**Problem details:** Only the lines that hold "false" should be in the answer, each copied from the data below.

**Dataset records:**
________
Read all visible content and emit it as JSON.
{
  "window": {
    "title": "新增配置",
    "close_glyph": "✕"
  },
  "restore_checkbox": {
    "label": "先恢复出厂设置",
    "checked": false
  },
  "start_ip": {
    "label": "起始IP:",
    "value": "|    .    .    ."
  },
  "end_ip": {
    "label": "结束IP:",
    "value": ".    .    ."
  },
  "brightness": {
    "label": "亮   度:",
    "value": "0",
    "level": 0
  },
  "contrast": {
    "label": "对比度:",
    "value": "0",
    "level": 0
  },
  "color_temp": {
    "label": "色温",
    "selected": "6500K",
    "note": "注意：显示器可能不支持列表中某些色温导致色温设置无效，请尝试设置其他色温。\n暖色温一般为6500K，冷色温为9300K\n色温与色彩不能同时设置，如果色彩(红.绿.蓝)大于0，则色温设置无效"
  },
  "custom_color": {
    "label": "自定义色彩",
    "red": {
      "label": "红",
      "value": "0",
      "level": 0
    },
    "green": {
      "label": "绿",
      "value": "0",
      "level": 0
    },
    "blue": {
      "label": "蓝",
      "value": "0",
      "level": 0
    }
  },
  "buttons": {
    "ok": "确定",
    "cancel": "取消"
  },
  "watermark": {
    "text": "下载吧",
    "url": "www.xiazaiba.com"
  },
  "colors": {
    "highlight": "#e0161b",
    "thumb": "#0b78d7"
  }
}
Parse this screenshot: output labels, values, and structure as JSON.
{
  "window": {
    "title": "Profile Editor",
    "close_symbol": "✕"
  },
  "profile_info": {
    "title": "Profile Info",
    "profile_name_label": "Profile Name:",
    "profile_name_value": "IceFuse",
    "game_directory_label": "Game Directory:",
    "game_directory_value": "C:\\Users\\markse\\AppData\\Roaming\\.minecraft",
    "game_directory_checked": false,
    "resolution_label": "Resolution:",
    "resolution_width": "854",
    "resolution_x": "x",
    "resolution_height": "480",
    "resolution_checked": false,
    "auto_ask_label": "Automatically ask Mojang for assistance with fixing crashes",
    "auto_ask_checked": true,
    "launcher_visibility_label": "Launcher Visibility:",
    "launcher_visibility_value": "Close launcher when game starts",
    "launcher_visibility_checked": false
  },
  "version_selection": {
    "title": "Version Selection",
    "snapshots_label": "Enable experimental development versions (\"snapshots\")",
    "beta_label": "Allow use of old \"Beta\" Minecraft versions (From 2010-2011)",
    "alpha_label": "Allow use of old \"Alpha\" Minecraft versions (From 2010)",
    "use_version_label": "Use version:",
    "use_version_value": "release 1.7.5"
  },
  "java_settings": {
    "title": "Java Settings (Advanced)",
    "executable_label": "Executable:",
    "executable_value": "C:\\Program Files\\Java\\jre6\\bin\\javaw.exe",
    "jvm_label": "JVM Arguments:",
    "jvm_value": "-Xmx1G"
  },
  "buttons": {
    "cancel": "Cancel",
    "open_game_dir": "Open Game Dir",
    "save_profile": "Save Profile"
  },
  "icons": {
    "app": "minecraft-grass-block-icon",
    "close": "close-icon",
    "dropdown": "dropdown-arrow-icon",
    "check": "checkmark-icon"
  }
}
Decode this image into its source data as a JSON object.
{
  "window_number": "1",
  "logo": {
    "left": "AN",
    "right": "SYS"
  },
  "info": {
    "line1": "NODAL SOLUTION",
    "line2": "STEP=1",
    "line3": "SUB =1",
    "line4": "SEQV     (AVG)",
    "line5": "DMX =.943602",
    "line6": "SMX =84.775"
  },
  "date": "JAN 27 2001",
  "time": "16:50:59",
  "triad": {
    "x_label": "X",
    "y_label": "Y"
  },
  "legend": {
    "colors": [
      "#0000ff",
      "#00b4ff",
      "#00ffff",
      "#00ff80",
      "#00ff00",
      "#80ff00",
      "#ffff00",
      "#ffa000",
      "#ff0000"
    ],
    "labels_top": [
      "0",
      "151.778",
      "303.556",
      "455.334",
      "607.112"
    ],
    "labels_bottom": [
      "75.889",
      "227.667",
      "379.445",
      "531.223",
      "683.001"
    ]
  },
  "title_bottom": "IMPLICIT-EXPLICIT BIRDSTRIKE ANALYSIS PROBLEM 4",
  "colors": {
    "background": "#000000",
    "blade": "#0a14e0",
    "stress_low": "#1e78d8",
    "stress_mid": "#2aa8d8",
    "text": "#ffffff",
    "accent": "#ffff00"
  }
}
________
**Task answer:**
    "checked": false
    "game_directory_checked": false,
    "resolution_checked": false,
    "launcher_visibility_checked": false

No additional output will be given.